Scottish Secondary Teachers’ Association votes to accept pay deal
The result from the EIS ballot is still to come in, meaning strike action remains an option
Image credit: Holyrood
A union representing secondary school teachers in Scotland has voted to accept the renewed pay offer after months of negotiations.
Members of the Scottish Secondary Teachers’ Association (SSTA) voted in a ballot, with 64 per cent agreeing to accept it.
But the result from members of Scotland’s largest teaching union, the EIS, has yet to be announced, meaning that industrial action is not yet ruled out.
SSTA said 76 per cent of its members voted in the pay ballot, adding that many teachers were “reluctant” to accept the offer but did so because they were “desperate” for a pay rise.
Its general secretary, Seamus Searson, said: “The government must not see this decision as a boost to teacher morale as many members were voting to get a pay rise that has been long overdue.
“Members are equally unhappy with a three-year deal and are insisting on a reopener clause for 2020 so that teachers’ salaries are not allowed to deteriorate.
Members are demanding urgent efforts to address teacher workload and support in dealing with pupil behaviour.
“The SSTA welcomes the measures to improve salaries for those entering the profession but has real a concern that this offer is going to do little to encourage teachers to remain in the profession.
“The government must accept there is much more to be done in the battle of teacher retention. The large number of teachers who were prepared to take strike action to improve teachers’ pay shows the level of frustration and must not be ignored.”
Kevin Campbell, SSTA president, said: “A 76 per cent return is a tremendous achievement.
“Looking at the responses from members it is clear there is a great reluctance amongst members to accept the offer but many teachers are desperate for a pay rise.
“Despite this pay offer there is still a great deal of teacher unhappiness in our schools. We need to move quickly in tackling teacher workload and reinvesting in measures to tackle the increasing problem of pupil behaviour.”
Separated from the seats of power by more than just mere geography, what has devolution done for the Highlands to close the gap?
The equivalent of 13 new schools will need to be built in Scotland to meet the shortfall

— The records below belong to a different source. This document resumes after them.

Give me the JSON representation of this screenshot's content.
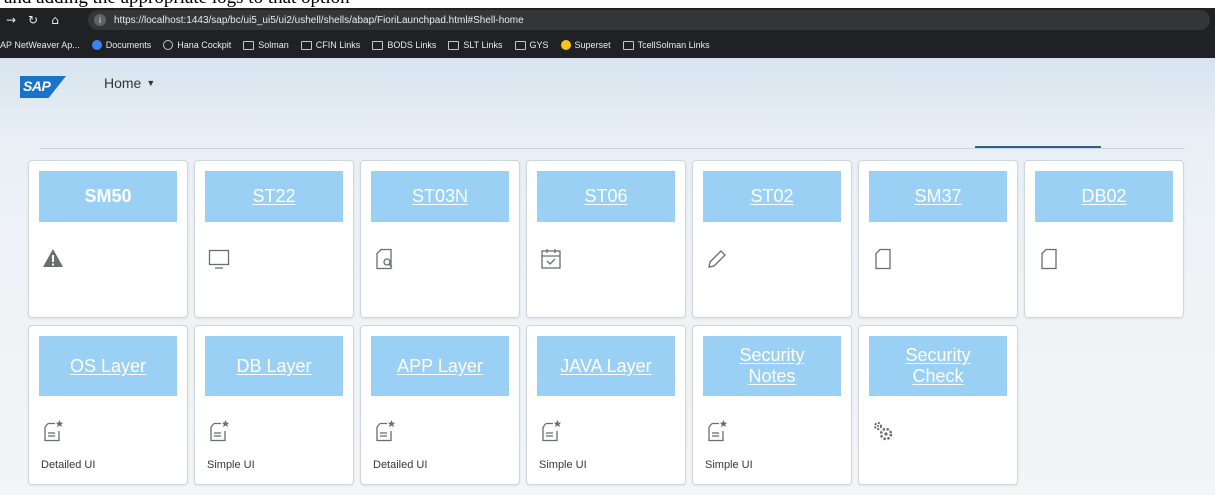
{
  "browser": {
    "url": "https://localhost:1443/sap/bc/ui5_ui5/ui2/ushell/shells/abap/FioriLaunchpad.html#Shell-home",
    "bookmarks": [
      "AP NetWeaver Ap...",
      "Documents",
      "Hana Cockpit",
      "Solman",
      "CFIN Links",
      "BODS Links",
      "SLT Links",
      "GYS",
      "Superset",
      "TcellSolman Links"
    ]
  },
  "shell": {
    "logo": "SAP",
    "home_label": "Home"
  },
  "tiles_row1": [
    {
      "title": "SM50",
      "icon": "alert-icon",
      "info": ""
    },
    {
      "title": "ST22",
      "icon": "monitor-icon",
      "info": ""
    },
    {
      "title": "ST03N",
      "icon": "document-search-icon",
      "info": ""
    },
    {
      "title": "ST06",
      "icon": "calendar-icon",
      "info": ""
    },
    {
      "title": "ST02",
      "icon": "pencil-icon",
      "info": ""
    },
    {
      "title": "SM37",
      "icon": "document-icon",
      "info": ""
    },
    {
      "title": "DB02",
      "icon": "document-icon",
      "info": ""
    }
  ],
  "tiles_row2": [
    {
      "title": "OS Layer",
      "icon": "favorite-document-icon",
      "info": "Detailed UI"
    },
    {
      "title": "DB Layer",
      "icon": "favorite-document-icon",
      "info": "Simple UI"
    },
    {
      "title": "APP Layer",
      "icon": "favorite-document-icon",
      "info": "Detailed UI"
    },
    {
      "title": "JAVA Layer",
      "icon": "favorite-document-icon",
      "info": "Simple UI"
    },
    {
      "title": "Security Notes",
      "icon": "favorite-document-icon",
      "info": "Simple UI"
    },
    {
      "title": "Security Check",
      "icon": "gears-icon",
      "info": ""
    }
  ]
}
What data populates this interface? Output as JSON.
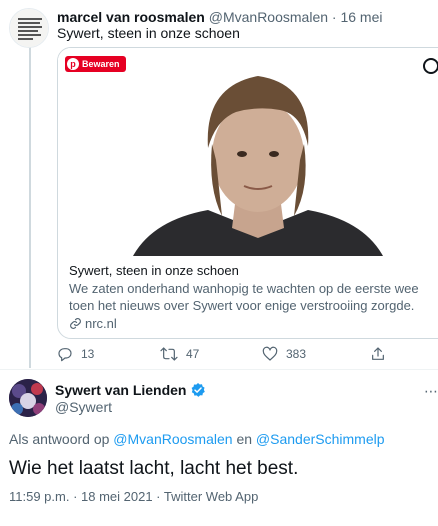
{
  "parent_tweet": {
    "name": "marcel van roosmalen",
    "handle": "@MvanRoosmalen",
    "separator": "·",
    "date": "16 mei",
    "text": "Sywert, steen in onze schoen",
    "card": {
      "pin_button": "Bewaren",
      "title": "Sywert, steen in onze schoen",
      "description": "We zaten onderhand wanhopig te wachten op de eerste wee toen het nieuws over Sywert voor enige verstrooiing zorgde. Goed nieuws, want...",
      "domain": "nrc.nl"
    },
    "actions": {
      "replies": "13",
      "retweets": "47",
      "likes": "383"
    }
  },
  "main_tweet": {
    "name": "Sywert van Lienden",
    "handle": "@Sywert",
    "reply_prefix": "Als antwoord op",
    "reply_user_1": "@MvanRoosmalen",
    "reply_conj": "en",
    "reply_user_2": "@SanderSchimmelp",
    "text": "Wie het laatst lacht, lacht het best.",
    "timestamp": "11:59 p.m. · 18 mei 2021 · Twitter Web App"
  },
  "colors": {
    "accent": "#1d9bf0",
    "secondary_text": "#536471",
    "border": "#cfd9de",
    "pinterest": "#e60023"
  }
}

Members of the EIS have rejected the revised offer, despite members of the Scottish Secondary Teachers’ Association voting to accept it
Education Secretary John Swinney is urging teachers to accept the new deal but strike action remains a possibility